• [EXERCISE DETAILS] The required lines are those that contain "sortable"; pull them out of the data and copy them.

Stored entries
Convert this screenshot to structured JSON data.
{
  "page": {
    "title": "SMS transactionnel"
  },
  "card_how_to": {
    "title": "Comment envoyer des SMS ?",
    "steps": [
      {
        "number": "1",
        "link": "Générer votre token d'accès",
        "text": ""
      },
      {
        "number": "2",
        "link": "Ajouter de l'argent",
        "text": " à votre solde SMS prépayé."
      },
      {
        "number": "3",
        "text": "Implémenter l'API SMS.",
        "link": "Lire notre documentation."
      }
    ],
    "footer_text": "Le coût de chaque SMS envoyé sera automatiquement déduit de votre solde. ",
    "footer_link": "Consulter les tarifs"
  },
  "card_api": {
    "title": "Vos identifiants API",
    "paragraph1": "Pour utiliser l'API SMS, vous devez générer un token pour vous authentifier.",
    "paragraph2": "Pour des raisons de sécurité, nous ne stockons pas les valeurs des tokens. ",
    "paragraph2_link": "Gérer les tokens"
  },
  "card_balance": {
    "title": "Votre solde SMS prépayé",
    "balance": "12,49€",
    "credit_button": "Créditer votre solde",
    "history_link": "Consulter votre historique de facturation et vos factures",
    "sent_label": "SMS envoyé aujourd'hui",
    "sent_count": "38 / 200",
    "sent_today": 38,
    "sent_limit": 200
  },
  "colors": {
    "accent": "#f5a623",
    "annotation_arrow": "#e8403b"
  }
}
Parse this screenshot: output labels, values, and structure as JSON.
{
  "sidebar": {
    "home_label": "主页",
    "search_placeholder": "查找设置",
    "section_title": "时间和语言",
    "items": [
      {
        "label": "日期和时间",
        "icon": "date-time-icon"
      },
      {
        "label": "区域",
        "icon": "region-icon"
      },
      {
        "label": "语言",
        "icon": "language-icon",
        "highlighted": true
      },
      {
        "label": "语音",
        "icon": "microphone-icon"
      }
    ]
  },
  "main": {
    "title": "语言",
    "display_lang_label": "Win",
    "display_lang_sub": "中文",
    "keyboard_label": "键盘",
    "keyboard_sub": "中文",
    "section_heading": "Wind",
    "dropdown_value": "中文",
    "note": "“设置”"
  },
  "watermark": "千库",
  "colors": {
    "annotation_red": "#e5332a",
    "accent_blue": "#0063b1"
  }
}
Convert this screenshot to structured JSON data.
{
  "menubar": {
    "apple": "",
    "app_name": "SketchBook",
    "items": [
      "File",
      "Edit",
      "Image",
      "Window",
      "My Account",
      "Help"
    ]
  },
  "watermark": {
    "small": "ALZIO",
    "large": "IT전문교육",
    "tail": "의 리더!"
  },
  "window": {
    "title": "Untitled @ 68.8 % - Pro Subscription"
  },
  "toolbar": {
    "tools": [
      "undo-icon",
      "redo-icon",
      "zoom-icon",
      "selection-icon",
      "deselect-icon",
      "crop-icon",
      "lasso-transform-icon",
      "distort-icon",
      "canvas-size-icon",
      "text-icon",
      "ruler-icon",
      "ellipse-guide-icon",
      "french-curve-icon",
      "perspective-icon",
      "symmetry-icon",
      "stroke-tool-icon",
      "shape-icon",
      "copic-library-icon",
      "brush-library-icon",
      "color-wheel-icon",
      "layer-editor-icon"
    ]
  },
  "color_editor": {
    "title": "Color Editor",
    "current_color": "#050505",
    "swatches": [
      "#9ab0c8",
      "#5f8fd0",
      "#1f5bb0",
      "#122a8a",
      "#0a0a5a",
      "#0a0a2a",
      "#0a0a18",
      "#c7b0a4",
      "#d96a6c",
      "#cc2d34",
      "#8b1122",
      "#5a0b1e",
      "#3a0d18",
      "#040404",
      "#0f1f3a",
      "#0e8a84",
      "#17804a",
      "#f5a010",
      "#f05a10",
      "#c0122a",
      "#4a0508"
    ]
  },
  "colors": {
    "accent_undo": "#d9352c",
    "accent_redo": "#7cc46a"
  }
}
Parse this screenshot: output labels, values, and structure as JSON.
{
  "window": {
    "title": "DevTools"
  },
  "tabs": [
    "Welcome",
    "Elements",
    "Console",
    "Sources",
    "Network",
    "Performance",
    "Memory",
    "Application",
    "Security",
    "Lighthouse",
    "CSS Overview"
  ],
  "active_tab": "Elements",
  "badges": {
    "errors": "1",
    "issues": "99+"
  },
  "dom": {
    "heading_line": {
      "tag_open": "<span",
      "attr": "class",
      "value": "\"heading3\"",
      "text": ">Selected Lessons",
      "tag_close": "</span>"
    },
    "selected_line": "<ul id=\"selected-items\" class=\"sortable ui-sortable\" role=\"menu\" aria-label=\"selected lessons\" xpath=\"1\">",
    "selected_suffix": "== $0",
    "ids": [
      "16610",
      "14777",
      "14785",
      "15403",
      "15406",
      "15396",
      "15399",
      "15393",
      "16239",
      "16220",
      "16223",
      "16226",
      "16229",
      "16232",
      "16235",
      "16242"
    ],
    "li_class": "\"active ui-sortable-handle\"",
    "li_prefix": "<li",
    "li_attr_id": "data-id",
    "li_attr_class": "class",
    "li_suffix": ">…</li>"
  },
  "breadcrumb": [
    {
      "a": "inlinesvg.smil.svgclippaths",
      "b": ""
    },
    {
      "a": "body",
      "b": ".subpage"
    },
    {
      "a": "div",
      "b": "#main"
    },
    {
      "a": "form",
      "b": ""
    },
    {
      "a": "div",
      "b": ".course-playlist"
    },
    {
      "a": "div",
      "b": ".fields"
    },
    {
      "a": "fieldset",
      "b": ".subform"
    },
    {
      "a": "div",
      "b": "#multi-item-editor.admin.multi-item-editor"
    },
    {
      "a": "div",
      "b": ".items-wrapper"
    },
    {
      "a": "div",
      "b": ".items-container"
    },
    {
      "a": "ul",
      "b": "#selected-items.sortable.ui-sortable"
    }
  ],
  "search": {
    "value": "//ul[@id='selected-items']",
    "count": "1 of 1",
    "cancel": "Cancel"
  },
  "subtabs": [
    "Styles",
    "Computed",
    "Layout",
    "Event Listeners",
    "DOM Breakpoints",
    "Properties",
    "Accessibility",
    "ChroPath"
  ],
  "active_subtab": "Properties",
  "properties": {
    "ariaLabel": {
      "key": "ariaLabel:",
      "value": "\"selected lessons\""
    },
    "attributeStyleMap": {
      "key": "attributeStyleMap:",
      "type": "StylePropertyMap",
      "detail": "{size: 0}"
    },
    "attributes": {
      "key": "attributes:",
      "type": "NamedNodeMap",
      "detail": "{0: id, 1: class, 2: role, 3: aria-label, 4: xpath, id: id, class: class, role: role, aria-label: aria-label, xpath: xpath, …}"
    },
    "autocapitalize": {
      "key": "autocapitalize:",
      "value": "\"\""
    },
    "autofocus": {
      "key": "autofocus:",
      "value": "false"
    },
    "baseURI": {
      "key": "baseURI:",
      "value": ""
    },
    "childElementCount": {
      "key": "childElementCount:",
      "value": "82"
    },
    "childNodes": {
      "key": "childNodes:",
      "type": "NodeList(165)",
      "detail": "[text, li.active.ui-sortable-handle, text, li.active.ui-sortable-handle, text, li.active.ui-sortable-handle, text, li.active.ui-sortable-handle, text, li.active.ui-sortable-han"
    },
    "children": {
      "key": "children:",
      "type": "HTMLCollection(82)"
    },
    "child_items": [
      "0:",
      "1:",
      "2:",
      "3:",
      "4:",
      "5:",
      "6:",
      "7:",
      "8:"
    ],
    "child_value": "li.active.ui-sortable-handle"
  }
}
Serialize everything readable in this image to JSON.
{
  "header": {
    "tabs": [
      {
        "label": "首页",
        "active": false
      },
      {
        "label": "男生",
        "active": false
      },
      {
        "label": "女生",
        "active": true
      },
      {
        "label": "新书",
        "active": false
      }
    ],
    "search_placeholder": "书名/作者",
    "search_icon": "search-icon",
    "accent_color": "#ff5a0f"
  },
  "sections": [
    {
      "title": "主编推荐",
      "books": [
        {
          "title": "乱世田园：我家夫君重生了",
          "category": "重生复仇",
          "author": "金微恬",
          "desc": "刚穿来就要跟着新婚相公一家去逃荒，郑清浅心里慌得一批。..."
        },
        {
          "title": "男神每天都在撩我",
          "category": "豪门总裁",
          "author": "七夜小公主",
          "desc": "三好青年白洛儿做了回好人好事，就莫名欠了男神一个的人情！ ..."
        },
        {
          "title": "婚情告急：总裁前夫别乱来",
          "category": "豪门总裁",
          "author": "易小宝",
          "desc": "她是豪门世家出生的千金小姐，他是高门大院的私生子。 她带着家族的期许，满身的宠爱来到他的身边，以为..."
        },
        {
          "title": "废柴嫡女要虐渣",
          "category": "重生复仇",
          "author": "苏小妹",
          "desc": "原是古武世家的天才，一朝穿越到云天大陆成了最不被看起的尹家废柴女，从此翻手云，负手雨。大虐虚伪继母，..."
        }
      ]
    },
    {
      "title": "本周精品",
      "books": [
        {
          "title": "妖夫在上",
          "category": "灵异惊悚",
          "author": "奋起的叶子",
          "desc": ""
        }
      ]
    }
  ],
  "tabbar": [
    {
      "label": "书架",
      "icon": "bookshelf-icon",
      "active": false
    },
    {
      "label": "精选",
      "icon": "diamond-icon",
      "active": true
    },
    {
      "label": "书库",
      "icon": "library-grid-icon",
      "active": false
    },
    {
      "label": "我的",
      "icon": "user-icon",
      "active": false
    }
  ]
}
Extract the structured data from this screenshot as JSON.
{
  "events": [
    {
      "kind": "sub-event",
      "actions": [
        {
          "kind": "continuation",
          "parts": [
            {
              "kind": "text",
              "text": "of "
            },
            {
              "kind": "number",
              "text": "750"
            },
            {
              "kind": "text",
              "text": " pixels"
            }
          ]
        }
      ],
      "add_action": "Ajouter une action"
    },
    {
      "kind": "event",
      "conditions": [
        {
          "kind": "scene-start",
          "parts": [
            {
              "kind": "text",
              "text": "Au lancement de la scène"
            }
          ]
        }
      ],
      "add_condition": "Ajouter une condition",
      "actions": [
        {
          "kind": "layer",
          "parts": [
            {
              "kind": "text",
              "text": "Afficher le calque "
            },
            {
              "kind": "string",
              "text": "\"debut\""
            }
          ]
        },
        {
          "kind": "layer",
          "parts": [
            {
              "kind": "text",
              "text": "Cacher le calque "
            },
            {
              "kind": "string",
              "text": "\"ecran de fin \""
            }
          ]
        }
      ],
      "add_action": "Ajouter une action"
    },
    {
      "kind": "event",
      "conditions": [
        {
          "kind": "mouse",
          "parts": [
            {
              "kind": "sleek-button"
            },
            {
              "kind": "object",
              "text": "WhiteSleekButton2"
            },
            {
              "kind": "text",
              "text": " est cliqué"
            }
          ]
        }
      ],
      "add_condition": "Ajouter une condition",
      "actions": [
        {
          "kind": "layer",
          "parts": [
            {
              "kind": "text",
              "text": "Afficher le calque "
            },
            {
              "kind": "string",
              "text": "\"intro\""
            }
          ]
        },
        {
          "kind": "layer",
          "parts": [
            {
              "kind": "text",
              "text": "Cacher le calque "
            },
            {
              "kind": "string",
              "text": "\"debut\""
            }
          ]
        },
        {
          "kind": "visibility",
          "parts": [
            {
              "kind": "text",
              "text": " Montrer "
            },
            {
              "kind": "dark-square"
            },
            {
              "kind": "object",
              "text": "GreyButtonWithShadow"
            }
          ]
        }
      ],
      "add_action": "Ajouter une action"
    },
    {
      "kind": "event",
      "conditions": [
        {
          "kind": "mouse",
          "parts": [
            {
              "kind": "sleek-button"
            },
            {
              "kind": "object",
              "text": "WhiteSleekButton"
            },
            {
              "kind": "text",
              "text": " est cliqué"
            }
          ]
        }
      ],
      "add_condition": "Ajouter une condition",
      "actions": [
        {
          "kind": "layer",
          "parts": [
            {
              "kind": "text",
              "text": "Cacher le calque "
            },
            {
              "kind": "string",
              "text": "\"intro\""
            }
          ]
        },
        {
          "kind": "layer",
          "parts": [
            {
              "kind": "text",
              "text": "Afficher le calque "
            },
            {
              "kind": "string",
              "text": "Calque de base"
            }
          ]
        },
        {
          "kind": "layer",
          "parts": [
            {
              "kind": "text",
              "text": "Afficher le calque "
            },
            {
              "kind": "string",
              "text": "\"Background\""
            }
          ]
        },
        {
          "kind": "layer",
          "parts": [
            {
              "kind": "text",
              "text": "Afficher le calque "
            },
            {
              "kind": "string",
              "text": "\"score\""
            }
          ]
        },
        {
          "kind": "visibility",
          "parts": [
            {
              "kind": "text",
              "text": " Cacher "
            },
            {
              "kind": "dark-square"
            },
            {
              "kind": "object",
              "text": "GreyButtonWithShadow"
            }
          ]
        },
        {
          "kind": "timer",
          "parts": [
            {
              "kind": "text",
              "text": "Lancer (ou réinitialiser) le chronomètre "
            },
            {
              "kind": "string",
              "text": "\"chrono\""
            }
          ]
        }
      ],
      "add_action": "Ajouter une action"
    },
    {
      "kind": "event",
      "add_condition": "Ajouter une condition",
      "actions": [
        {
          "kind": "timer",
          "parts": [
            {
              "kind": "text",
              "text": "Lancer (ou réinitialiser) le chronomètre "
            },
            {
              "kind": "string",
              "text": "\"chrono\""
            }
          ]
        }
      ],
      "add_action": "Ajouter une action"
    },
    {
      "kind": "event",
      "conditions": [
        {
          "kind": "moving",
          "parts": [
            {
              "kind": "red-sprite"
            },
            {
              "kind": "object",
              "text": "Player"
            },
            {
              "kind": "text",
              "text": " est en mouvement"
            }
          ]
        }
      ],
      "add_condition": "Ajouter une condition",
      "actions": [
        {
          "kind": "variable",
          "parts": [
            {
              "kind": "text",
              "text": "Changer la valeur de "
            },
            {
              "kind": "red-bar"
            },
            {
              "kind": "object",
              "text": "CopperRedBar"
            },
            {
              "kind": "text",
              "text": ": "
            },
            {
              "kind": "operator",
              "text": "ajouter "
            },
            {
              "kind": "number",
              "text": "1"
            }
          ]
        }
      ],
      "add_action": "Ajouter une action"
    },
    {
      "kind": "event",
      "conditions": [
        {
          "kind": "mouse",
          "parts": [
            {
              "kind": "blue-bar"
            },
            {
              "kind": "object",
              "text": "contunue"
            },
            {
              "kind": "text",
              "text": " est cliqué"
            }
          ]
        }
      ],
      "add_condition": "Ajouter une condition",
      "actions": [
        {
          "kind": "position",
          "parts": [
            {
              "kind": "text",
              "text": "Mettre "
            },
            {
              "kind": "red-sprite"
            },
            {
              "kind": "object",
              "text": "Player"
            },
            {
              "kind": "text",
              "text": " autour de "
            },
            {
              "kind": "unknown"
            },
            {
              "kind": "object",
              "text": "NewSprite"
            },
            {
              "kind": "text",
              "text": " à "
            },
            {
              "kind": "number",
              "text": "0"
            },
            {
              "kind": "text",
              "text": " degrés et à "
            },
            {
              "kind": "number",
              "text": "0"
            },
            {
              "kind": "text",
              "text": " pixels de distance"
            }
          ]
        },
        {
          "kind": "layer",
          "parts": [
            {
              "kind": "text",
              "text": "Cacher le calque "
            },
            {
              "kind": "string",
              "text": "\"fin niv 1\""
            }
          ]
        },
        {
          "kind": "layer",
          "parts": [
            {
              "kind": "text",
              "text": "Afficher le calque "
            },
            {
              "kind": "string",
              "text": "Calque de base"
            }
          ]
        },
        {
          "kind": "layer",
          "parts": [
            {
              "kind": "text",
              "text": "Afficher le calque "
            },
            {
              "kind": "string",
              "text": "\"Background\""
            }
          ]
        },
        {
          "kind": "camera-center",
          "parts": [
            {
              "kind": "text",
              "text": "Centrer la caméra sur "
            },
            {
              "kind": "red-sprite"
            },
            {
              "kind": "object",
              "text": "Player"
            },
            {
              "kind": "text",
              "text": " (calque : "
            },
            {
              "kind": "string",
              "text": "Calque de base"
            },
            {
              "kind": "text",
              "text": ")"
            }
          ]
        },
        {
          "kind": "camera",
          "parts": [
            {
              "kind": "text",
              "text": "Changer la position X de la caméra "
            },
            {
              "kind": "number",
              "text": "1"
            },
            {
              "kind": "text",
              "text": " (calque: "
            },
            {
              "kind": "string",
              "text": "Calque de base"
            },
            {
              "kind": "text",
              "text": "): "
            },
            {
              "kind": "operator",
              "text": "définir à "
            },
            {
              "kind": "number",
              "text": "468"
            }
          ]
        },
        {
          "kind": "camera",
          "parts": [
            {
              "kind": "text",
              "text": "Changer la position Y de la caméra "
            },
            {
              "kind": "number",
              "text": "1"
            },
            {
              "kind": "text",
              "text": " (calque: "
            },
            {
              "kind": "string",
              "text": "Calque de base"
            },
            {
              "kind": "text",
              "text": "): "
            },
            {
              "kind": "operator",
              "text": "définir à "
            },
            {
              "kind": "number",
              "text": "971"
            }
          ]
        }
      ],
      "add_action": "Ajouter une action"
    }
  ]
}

• [EXERCISE RESPONSE]
    "selected_line": "<ul id=\"selected-items\" class=\"sortable ui-sortable\" role=\"menu\" aria-label=\"selected lessons\" xpath=\"1\">",
    "li_class": "\"active ui-sortable-handle\"",
      "b": "#selected-items.sortable.ui-sortable"
      "detail": "[text, li.active.ui-sortable-handle, text, li.active.ui-sortable-handle, text, li.active.ui-sortable-handle, text, li.active.ui-sortable-handle, text, li.active.ui-sortable-han"
    "child_value": "li.active.ui-sortable-handle"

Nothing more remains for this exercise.